Florida has a lot of great programs. Many homeschooled students start with college credit in high school through the state's dual enrollment program for earning free (paid with our tax dollars) college courses. These credits may not transfer to a top college, BUT they will prove to them that your student is capable of doing college-level work and can be very helpful in getting your student admitted.
AP or CLEP test scores can also be helpful--even if the school doesn't accept them because they, too, can show that the student can perform at the college level.
In addition, if your child begins as a degree-seeking student at local college, it may be easier to then be accepted by a better school after a year or two of college elsewhere. Colleges and universities are almost always easier to get admitted to as a transfer student than as a Freshman, and in the end, where you get the final degree from is what will show up on your diploma.
In Florida, if a student earns an AA at one state college, their credits should all transfer to a college or university within the state system and the state guarantees acceptance at a college or university within the state system (not necessarily a specific institution of your choice, but definitely to one of the state system institutions). So transferring from a local community college to a bigger university can be a smart move.
11. College is College

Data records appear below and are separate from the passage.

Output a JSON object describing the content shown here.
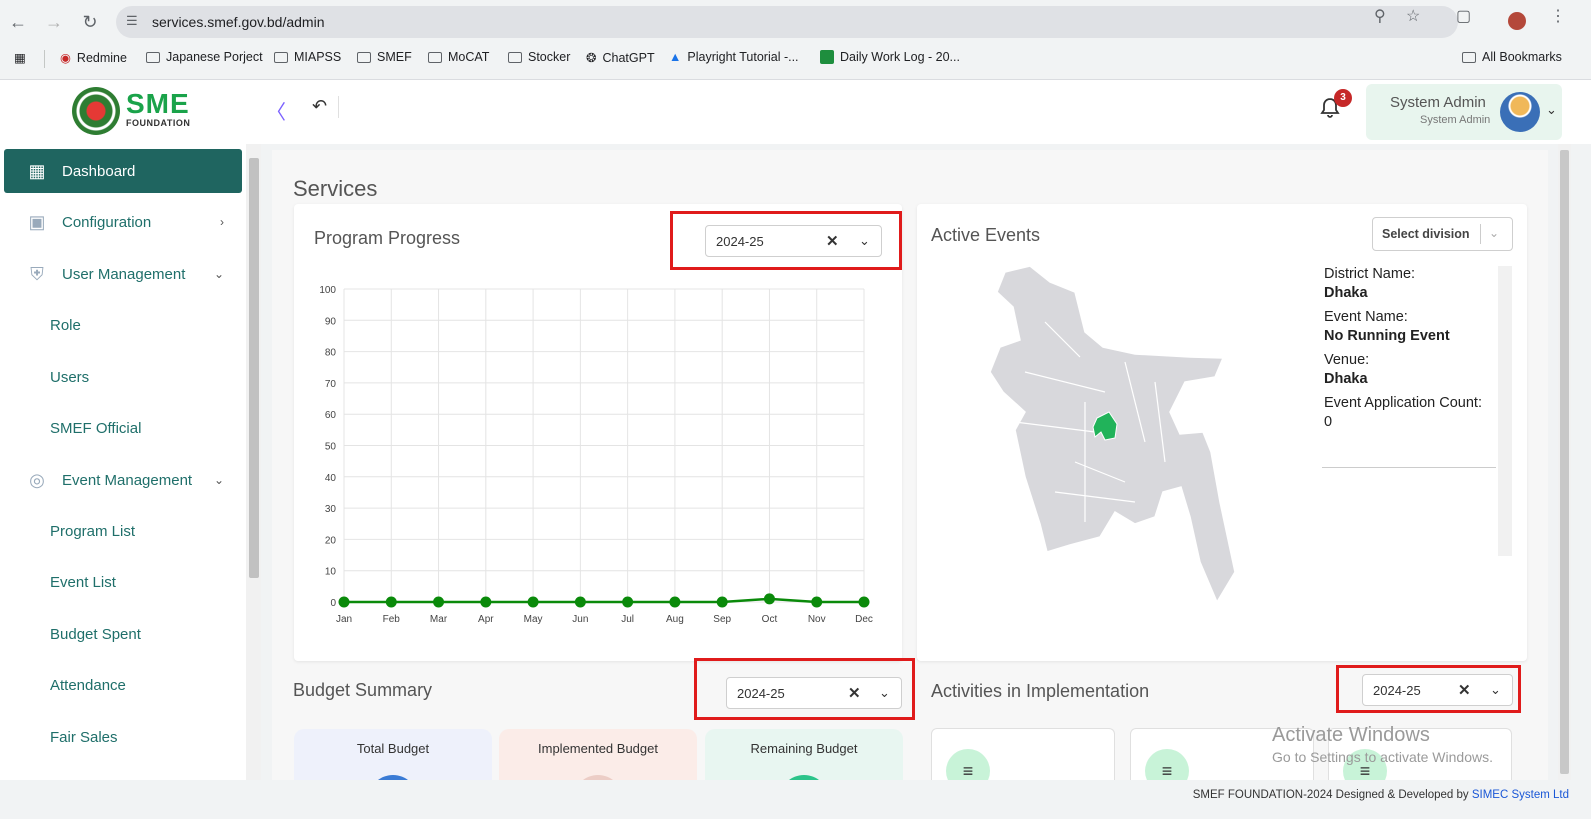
{
  "browser": {
    "url": "services.smef.gov.bd/admin",
    "bookmarks": [
      "Redmine",
      "Japanese Porject",
      "MIAPSS",
      "SMEF",
      "MoCAT",
      "Stocker",
      "ChatGPT",
      "Playright Tutorial -...",
      "Daily Work Log - 20..."
    ],
    "all_bookmarks": "All Bookmarks"
  },
  "header": {
    "logo_text": "SME",
    "logo_sub": "FOUNDATION",
    "notification_count": "3",
    "user_name": "System Admin",
    "user_role": "System Admin"
  },
  "sidebar": {
    "dashboard": "Dashboard",
    "configuration": "Configuration",
    "user_management": "User Management",
    "role": "Role",
    "users": "Users",
    "smef_official": "SMEF Official",
    "event_management": "Event Management",
    "program_list": "Program List",
    "event_list": "Event List",
    "budget_spent": "Budget Spent",
    "attendance": "Attendance",
    "fair_sales": "Fair Sales"
  },
  "main": {
    "page_title": "Services",
    "program_progress": {
      "title": "Program Progress",
      "year": "2024-25"
    },
    "active_events": {
      "title": "Active Events",
      "division_placeholder": "Select division",
      "district_label": "District Name:",
      "district_value": "Dhaka",
      "event_label": "Event Name:",
      "event_value": "No Running Event",
      "venue_label": "Venue:",
      "venue_value": "Dhaka",
      "count_label": "Event Application Count:",
      "count_value": "0"
    },
    "budget_summary": {
      "title": "Budget Summary",
      "year": "2024-25",
      "total": "Total Budget",
      "implemented": "Implemented Budget",
      "remaining": "Remaining Budget"
    },
    "activities": {
      "title": "Activities in Implementation",
      "year": "2024-25"
    }
  },
  "chart_data": {
    "type": "line",
    "categories": [
      "Jan",
      "Feb",
      "Mar",
      "Apr",
      "May",
      "Jun",
      "Jul",
      "Aug",
      "Sep",
      "Oct",
      "Nov",
      "Dec"
    ],
    "values": [
      0,
      0,
      0,
      0,
      0,
      0,
      0,
      0,
      0,
      1,
      0,
      0
    ],
    "ylim": [
      0,
      100
    ],
    "yticks": [
      0,
      10,
      20,
      30,
      40,
      50,
      60,
      70,
      80,
      90,
      100
    ],
    "grid": true,
    "color": "#0a8a0a"
  },
  "watermark": {
    "line1": "Activate Windows",
    "line2": "Go to Settings to activate Windows."
  },
  "footer": {
    "text": "SMEF FOUNDATION-2024   Designed & Developed by ",
    "link": "SIMEC System Ltd"
  },
  "colors": {
    "accent": "#1f6560",
    "highlight_box": "#e01b1b",
    "map_highlight": "#21b35a"
  }
}
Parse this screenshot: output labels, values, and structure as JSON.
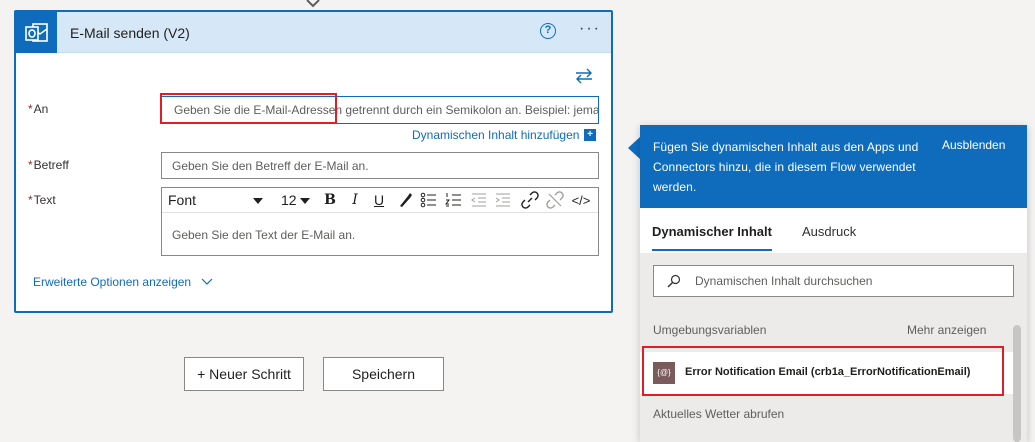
{
  "card": {
    "title": "E-Mail senden (V2)",
    "help_label": "?",
    "more_label": "···"
  },
  "fields": {
    "to": {
      "label": "An",
      "required_mark": "*",
      "placeholder": "Geben Sie die E-Mail-Adressen getrennt durch ein Semikolon an. Beispiel: jemand@"
    },
    "dynamic_link": "Dynamischen Inhalt hinzufügen",
    "dynamic_plus": "+",
    "subject": {
      "label": "Betreff",
      "required_mark": "*",
      "placeholder": "Geben Sie den Betreff der E-Mail an."
    },
    "body": {
      "label": "Text",
      "required_mark": "*",
      "placeholder": "Geben Sie den Text der E-Mail an."
    }
  },
  "toolbar": {
    "font": "Font",
    "size": "12",
    "bold": "B",
    "italic": "I",
    "underline": "U",
    "code": "</>"
  },
  "advanced": "Erweiterte Optionen anzeigen",
  "buttons": {
    "new_step": "+ Neuer Schritt",
    "save": "Speichern"
  },
  "panel": {
    "description": "Fügen Sie dynamischen Inhalt aus den Apps und Connectors hinzu, die in diesem Flow verwendet werden.",
    "hide": "Ausblenden",
    "tabs": [
      "Dynamischer Inhalt",
      "Ausdruck"
    ],
    "active_tab": 0,
    "search_placeholder": "Dynamischen Inhalt durchsuchen",
    "sections": [
      {
        "name": "Umgebungsvariablen",
        "more": "Mehr anzeigen"
      },
      {
        "name": "Aktuelles Wetter abrufen"
      }
    ],
    "items": [
      {
        "icon_text": "{@}",
        "label": "Error Notification Email (crb1a_ErrorNotificationEmail)"
      }
    ]
  },
  "colors": {
    "accent": "#0f6cbd",
    "highlight": "#e01e26",
    "header_bg": "#d6e8f7"
  },
  "icons": [
    "outlook-icon",
    "help-icon",
    "more-icon",
    "swap-icon",
    "search-icon",
    "chevron-down-icon"
  ]
}
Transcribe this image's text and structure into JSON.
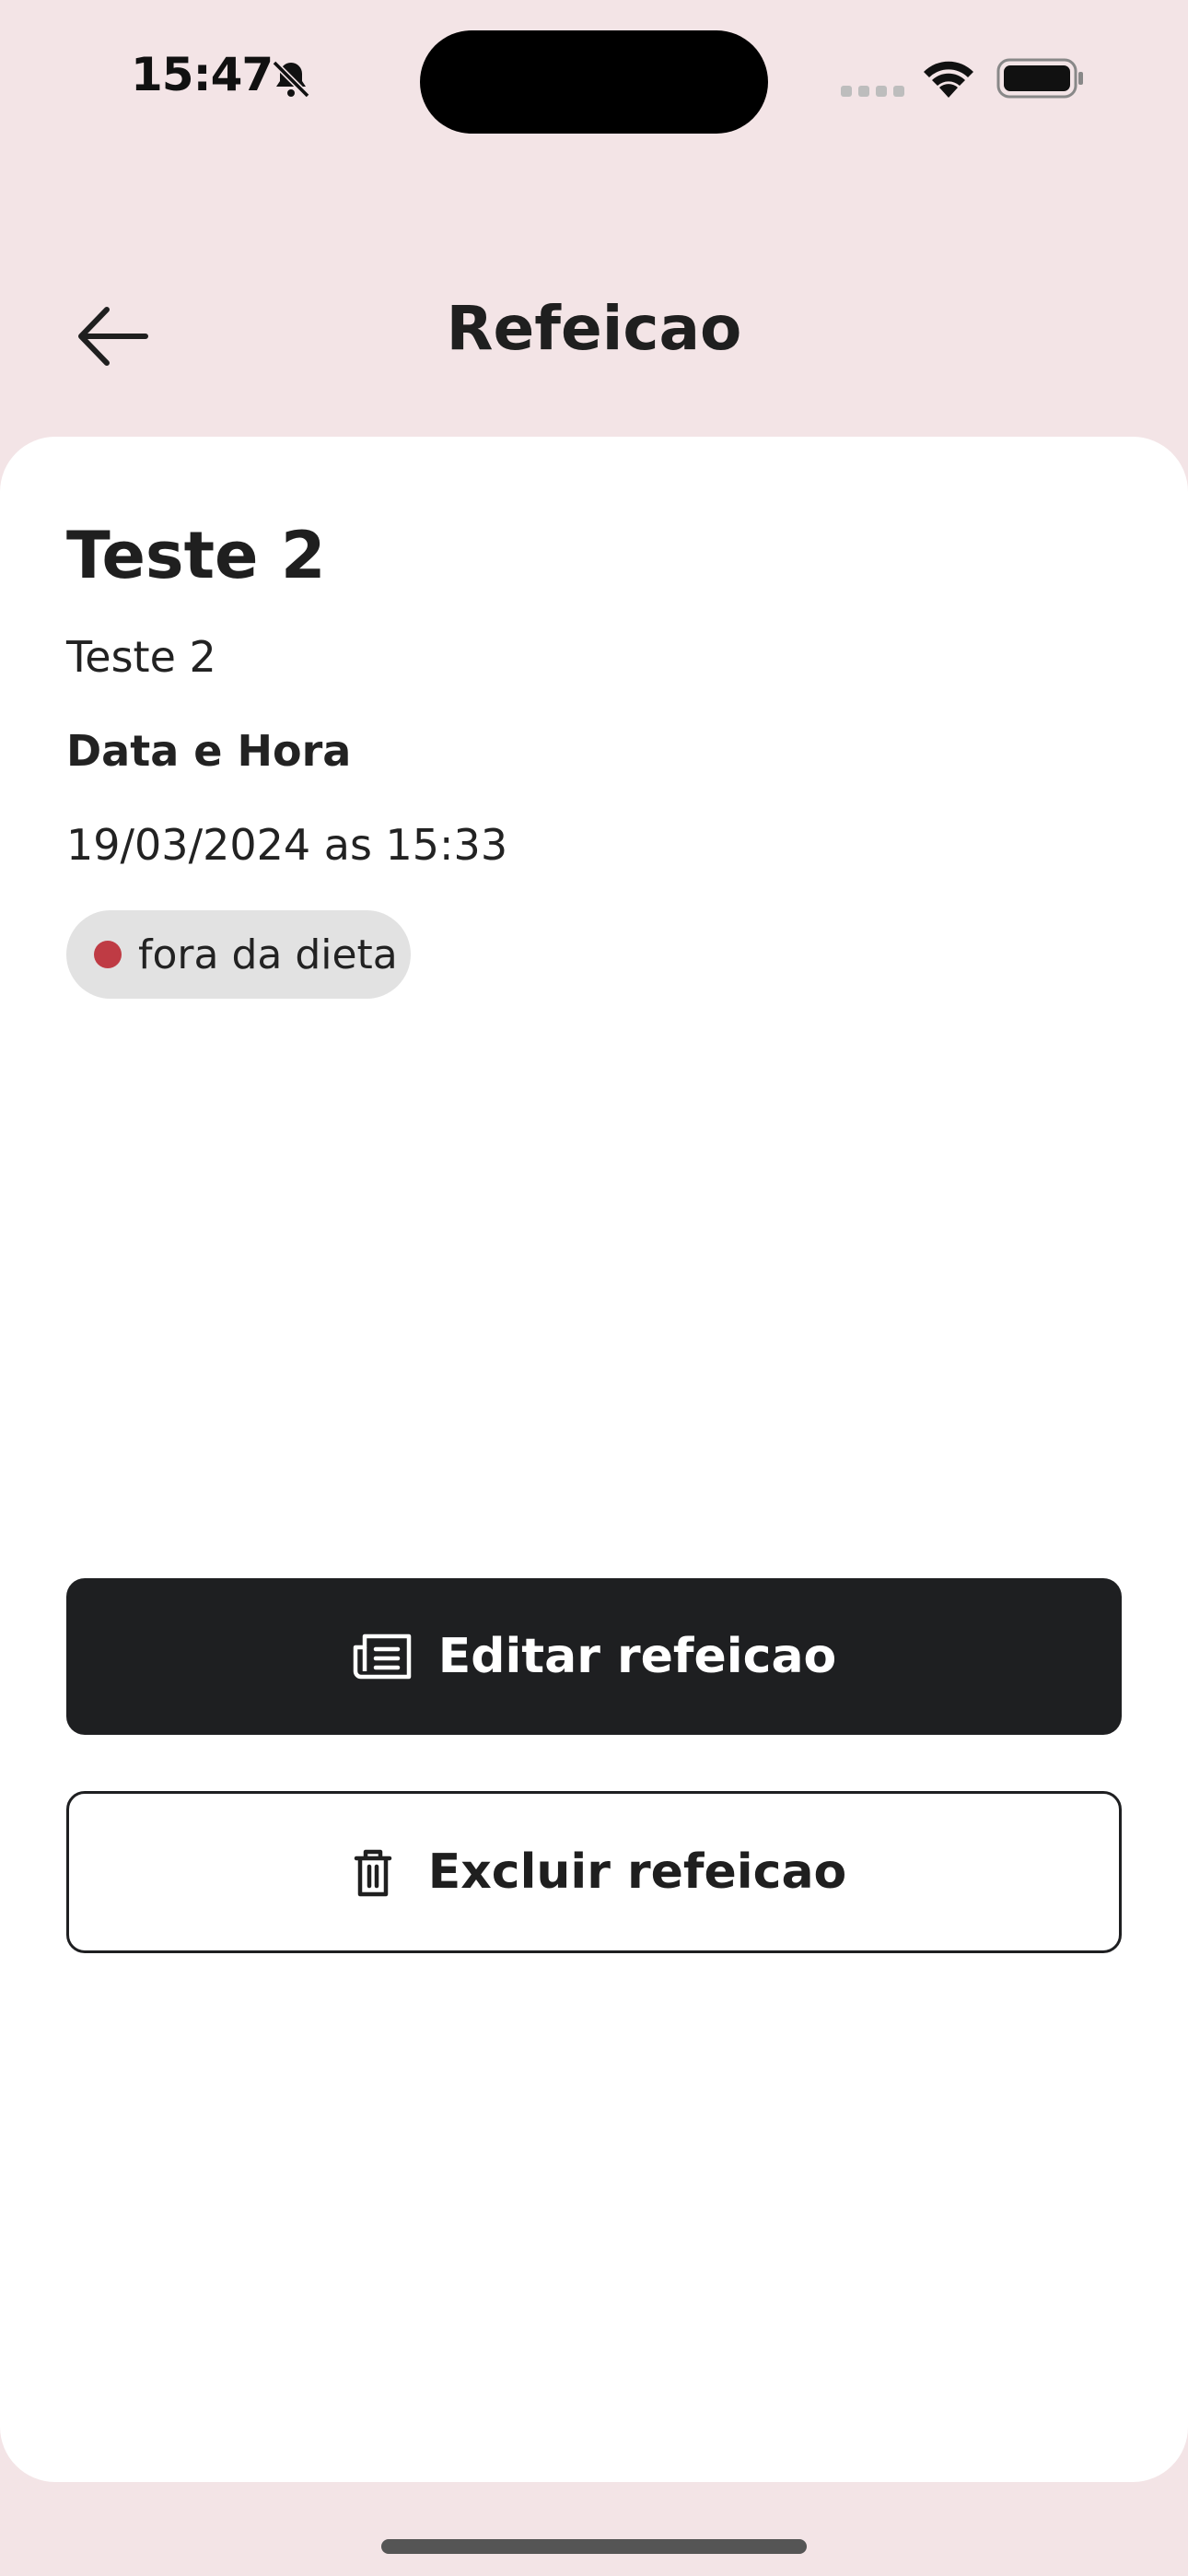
{
  "status_bar": {
    "time": "15:47"
  },
  "header": {
    "title": "Refeicao"
  },
  "meal": {
    "name": "Teste 2",
    "description": "Teste 2",
    "datetime_label": "Data e Hora",
    "datetime_value": "19/03/2024 as 15:33",
    "diet_tag": {
      "label": "fora da dieta",
      "dot_color": "#BF3B44"
    }
  },
  "actions": {
    "edit_label": "Editar refeicao",
    "delete_label": "Excluir refeicao"
  },
  "colors": {
    "background": "#F3E4E6",
    "card": "#FFFFFF",
    "primary_button": "#1E1F21",
    "tag_background": "#E2E2E2",
    "off_diet": "#BF3B44"
  },
  "icons": [
    "bell-slash-icon",
    "signal-icon",
    "wifi-icon",
    "battery-icon",
    "arrow-left-icon",
    "edit-icon",
    "trash-icon"
  ]
}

I went to a top academic institution. One of the most expensive in the country. A few times when I've walked into a job interview, I've been treated differently because of it because those who work in academics recognize its name. But others with a community college degree have walked in and gotten the same jobs I have. In some fields the institution name matters more than others. In most fields, though, a degree is a degree.
I've not seen a single homeschooled student who couldn't get into college when that's what the student wanted. I've helped some get into big name schools like Stanford University. And I've helped some get into colleges after some intense unschooling that didn't resemble a typical high school program at all. But all got in. If you really want an intense academic college, planning for that early on can help a lot, but a student who isn't an intensely-academic student won't be happy there and won't be likely to succeed; going to a community college may be a much better path for that student. Picking a path that works for your child is what most of us were doing when we chose homeschooling. If you stick to that idea for college, your student shouldn't have trouble getting in to college.